ASSIGNED TASK - Only the records, repeated exactly, should make up the response.

##### INFORMATION PROVIDED

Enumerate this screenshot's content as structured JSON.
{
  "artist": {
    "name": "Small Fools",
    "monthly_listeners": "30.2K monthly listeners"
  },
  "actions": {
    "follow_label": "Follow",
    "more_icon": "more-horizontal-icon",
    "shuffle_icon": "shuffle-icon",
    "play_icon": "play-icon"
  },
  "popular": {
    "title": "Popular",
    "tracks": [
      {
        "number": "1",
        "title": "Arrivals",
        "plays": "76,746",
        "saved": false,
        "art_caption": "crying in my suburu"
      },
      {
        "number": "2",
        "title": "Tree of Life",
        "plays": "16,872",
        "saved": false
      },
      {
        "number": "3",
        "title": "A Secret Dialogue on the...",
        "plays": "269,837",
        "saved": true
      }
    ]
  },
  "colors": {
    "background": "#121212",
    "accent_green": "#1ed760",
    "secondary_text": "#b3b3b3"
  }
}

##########

RESULT OF THIS TASK -
Enumerate this screenshot's content as structured JSON.
{
  "artist": {
    "name": "Small Fools",
    "monthly_listeners": "30.2K monthly listeners"
  },
  "actions": {
    "follow_label": "Follow",
    "more_icon": "more-horizontal-icon",
    "shuffle_icon": "shuffle-icon",
    "play_icon": "play-icon"
  },
  "popular": {
    "title": "Popular",
    "tracks": [
      {
        "number": "1",
        "title": "Arrivals",
        "plays": "76,746",
        "saved": false,
        "art_caption": "crying in my suburu"
      },
      {
        "number": "2",
        "title": "Tree of Life",
        "plays": "16,872",
        "saved": false
      },
      {
        "number": "3",
        "title": "A Secret Dialogue on the...",
        "plays": "269,837",
        "saved": true
      }
    ]
  },
  "colors": {
    "background": "#121212",
    "accent_green": "#1ed760",
    "secondary_text": "#b3b3b3"
  }
}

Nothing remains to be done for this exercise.